In the last three decades, technology has changed our lives, both for better and for worse. On the one hand (literally), the accessibility of technology has given many Americans a screen addiction, making us virtual slaves to virtual reality. However, technology has also positively transformed some aspects of physical fitness, especially in the area of tracking and recording, as well as accessing helpful information and interactive guidance.

In addition to the many commercial activity trackers and tracking apps available, the U.S. Department of Agriculture (USDA) has created the Presidential Active Lifestyle Award (PALA+), an eight-week program to help people get a jump-start on their fitness goals. With a focus on healthy eating and activity levels, PALA+ lets participants keep track of their progress toward their targets. For adults, the physical activity goal involves having 150 active minutes and five active days per week. Nutrition goals include these :

  • Vegetables: Log at least 3 vegetables per week.
  • Fruit: Log at least 3 whole fruits per week.
  • Grains: Log at least 3 whole grain foods per week.
  • Dairy: Log at least 3 low-fat or fat-free dairy items per week.
  • Protein Foods: Log at least 3 lean protein foods or seafood items per week.

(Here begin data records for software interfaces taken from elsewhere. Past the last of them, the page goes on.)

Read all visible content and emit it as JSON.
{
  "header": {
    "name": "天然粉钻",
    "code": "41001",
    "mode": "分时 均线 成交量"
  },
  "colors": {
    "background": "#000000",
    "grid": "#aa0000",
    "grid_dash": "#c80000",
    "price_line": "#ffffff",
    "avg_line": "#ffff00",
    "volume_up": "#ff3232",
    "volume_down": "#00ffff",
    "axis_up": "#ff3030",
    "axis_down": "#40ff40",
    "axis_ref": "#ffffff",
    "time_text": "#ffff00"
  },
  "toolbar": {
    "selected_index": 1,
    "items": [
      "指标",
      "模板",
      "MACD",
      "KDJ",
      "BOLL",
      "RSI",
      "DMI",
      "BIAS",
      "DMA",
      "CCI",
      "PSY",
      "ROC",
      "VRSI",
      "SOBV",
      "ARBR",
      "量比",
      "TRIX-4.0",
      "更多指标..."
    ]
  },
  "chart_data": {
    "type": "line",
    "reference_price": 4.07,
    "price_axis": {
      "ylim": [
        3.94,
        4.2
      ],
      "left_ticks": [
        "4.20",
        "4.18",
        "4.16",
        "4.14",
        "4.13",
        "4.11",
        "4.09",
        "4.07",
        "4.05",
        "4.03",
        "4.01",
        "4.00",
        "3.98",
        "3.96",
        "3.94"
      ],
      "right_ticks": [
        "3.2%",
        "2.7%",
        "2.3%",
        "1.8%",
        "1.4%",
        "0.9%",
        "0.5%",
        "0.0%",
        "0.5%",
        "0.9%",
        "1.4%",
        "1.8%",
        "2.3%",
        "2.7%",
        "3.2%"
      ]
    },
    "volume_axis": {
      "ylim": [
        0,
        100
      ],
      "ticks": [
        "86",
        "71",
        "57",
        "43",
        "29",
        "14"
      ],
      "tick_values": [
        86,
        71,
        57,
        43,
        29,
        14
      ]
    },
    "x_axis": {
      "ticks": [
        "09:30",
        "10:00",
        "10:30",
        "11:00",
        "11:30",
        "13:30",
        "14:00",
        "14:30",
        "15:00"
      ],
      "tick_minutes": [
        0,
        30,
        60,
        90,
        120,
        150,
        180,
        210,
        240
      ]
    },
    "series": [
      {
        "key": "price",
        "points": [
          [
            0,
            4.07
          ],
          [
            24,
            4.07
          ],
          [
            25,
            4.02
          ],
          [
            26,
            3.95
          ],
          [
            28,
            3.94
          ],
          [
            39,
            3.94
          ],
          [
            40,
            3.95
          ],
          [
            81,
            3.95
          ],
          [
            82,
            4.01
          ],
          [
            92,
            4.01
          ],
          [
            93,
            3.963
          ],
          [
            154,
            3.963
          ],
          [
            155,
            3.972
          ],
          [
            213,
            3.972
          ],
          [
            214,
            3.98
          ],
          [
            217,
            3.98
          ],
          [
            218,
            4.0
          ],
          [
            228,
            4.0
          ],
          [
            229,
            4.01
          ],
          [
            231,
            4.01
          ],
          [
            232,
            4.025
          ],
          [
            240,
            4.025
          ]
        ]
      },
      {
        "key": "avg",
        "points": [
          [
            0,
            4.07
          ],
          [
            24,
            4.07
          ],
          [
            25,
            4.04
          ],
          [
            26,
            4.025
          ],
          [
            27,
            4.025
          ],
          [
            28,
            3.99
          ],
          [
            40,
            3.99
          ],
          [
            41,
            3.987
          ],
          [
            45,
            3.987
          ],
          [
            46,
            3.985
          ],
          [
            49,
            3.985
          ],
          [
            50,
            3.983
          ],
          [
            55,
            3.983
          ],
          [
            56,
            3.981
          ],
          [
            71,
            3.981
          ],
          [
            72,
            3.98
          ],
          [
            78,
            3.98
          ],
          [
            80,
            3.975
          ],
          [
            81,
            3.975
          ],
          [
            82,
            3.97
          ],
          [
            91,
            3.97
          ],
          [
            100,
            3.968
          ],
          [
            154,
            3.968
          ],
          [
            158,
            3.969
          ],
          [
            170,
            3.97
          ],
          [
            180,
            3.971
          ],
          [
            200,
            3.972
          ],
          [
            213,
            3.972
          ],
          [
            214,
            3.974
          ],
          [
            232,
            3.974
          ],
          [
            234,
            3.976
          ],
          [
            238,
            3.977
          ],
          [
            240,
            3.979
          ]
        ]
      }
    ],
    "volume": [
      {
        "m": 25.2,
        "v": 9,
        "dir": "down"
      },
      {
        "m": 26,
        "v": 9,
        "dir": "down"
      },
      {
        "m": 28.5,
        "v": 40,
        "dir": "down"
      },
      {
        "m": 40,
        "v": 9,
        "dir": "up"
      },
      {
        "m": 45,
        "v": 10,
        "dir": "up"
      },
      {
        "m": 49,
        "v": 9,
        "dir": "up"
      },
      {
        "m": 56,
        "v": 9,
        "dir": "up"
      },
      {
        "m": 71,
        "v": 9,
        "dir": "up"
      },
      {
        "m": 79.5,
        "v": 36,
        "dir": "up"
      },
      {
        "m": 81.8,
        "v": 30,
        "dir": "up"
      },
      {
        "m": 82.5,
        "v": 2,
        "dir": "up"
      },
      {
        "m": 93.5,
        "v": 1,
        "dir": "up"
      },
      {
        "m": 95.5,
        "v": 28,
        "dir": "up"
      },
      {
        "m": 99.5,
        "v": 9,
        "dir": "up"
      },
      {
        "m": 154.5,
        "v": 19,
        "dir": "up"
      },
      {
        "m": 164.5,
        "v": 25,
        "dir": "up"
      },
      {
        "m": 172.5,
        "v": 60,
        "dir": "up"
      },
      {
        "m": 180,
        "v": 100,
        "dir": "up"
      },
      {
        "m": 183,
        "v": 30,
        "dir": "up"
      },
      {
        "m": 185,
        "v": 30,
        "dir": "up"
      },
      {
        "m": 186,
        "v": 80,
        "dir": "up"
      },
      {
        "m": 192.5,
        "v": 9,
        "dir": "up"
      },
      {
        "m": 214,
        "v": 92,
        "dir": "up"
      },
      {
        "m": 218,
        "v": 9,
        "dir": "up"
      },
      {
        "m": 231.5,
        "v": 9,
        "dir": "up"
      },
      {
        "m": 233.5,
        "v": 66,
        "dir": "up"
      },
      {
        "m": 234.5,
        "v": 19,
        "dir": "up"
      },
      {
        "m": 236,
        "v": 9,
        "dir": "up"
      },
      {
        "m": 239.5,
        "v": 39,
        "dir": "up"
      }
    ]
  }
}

Those who complete the PALA+ challenge can download an award certificate from Fitness.gov. This ready-made challenge is a great way to bring colleagues together to work toward a healthier lifestyle, so they can get out there and #moveinmay!

Sports Drinks: Necessary Evil or Just Evil?

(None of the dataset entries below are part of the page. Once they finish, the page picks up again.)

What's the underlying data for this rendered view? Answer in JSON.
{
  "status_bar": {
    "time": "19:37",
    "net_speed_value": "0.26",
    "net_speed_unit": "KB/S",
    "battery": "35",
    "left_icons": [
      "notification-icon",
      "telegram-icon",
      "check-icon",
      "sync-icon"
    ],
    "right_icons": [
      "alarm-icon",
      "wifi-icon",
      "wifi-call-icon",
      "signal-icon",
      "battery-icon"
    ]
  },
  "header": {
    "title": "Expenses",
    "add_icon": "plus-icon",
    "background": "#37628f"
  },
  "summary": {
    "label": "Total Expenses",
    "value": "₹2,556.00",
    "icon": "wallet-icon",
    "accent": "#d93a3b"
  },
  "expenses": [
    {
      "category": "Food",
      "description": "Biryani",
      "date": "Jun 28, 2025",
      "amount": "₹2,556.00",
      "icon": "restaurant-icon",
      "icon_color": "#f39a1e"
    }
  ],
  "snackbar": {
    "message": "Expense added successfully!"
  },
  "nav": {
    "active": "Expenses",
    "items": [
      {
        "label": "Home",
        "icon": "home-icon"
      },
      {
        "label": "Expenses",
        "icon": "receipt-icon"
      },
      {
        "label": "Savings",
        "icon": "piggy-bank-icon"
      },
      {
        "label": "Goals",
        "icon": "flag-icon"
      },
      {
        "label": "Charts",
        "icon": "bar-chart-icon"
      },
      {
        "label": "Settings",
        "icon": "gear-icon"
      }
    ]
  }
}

Go to any youth sporting event, and you’ll be blinded by the display of brightly-colored sports drinks. You can usually see a similar array at your local gym and, increasingly, in your office vending machine. But are these drinks really appropriate for an office setting?

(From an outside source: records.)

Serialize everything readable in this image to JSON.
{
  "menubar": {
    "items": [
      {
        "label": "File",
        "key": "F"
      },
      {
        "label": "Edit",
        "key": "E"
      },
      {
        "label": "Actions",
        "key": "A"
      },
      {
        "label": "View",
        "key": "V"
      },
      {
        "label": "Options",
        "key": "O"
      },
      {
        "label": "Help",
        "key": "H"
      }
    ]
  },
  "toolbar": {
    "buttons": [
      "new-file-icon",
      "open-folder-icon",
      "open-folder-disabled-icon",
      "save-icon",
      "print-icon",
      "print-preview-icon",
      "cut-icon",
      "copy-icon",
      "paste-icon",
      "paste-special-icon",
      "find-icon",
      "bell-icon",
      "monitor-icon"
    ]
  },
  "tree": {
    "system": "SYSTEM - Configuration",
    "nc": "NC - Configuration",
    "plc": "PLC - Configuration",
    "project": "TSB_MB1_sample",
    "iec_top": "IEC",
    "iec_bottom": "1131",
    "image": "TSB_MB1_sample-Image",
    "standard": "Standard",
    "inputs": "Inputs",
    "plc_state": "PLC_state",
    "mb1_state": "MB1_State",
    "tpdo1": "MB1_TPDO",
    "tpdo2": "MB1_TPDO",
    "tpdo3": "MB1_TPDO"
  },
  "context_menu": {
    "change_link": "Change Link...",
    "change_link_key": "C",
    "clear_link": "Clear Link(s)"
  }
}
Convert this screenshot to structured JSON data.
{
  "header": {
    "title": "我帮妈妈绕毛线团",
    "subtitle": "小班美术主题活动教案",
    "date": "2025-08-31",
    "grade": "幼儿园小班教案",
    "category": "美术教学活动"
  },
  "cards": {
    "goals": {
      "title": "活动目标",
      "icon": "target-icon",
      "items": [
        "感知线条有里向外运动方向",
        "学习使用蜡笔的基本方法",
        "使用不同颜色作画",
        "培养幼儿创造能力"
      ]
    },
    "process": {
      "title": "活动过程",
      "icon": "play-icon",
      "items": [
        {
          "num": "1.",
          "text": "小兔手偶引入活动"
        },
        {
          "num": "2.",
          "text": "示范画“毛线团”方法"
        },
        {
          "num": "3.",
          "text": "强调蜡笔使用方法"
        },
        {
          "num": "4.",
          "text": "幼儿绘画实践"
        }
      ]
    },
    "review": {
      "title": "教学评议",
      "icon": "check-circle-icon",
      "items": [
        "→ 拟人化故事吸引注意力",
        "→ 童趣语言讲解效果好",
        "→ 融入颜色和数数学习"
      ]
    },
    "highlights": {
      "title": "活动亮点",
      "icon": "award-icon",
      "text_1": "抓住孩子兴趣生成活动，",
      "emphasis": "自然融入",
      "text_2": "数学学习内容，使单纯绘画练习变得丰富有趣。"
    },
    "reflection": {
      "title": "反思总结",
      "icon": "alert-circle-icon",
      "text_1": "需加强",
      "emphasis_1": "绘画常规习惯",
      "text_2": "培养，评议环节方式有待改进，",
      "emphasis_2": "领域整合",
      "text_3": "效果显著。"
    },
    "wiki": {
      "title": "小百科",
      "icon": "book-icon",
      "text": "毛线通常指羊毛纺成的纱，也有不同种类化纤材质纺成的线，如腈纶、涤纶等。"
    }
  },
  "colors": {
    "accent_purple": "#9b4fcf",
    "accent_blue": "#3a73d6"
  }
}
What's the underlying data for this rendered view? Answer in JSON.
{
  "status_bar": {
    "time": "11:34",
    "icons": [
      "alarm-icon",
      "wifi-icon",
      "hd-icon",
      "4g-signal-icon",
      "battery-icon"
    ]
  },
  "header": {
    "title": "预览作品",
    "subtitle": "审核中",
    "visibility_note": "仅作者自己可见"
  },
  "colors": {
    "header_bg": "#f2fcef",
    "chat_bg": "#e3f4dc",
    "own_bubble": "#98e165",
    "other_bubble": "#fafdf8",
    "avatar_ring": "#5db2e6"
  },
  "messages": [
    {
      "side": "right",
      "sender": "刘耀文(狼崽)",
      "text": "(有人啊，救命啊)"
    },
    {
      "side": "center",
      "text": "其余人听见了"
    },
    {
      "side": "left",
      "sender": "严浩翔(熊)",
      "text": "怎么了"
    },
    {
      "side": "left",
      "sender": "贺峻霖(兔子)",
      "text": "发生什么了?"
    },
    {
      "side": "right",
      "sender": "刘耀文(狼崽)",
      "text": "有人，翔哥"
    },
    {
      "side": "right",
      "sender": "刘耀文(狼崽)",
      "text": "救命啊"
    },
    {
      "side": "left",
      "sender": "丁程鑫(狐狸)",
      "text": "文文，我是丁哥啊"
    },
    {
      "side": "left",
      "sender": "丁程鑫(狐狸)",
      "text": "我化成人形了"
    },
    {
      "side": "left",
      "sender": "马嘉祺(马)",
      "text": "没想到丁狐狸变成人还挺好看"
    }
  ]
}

In the United States, the sports drink industry was born at the University of Florida (UF) in 1965. The Gator football coach noticed that many of the team’s players lost weight, suffered from heat stroke, and didn’t urinate during games and practices. The director of the UF College of Medicine’s renal and electrolyte division knew that when the players perspired during practice, they were losing not just fluids, but also valuable electrolytes: minerals in the body that regulate important functions like hydration, muscle function, and pH level. The doctors and coaches teamed up to create a substance that would replace the fluids, carbohydrates, and electrolytes that the players lost on the field. They started with a simple solution of water, sugar, and salt, but it apparently tasted so bad that it was undrinkable. According to legend, the wife of the lead doctor recommended adding lemon juice to the concoction, and Gatorade was born.

Since Gatorade’s humble beginnings on a UF football field, sports drinks have grown into a billion-dollar industry. Nationally, people are getting the message that soda, both diet and regular, is very unhealthy. Soft drink sales continue to decline, but the consumption of sports drinks continues to rise every year. In 2014, per-capita sports drink consumption was 4.5 gallons in the United States!

However, replacing soft drinks with sports drinks does not provide a healthier alternative despite the marketing of sports drinks as being part of an active lifestyle. What many people fail to realize is that sports drinks are formulated specifically for people exercising for more than an hour and/or people exercising in extremely hot weather. Otherwise, there is no need to fill the body with the extra sugars and salt of sports drinks. In fact, the US Office of Disease Prevention and Health Promotion (ODPHP) warns that the added sugars of beverages account for almost half (47%) of all added sugars consumed by the U.S. population. When in doubt, reach for a water: your body will thank you.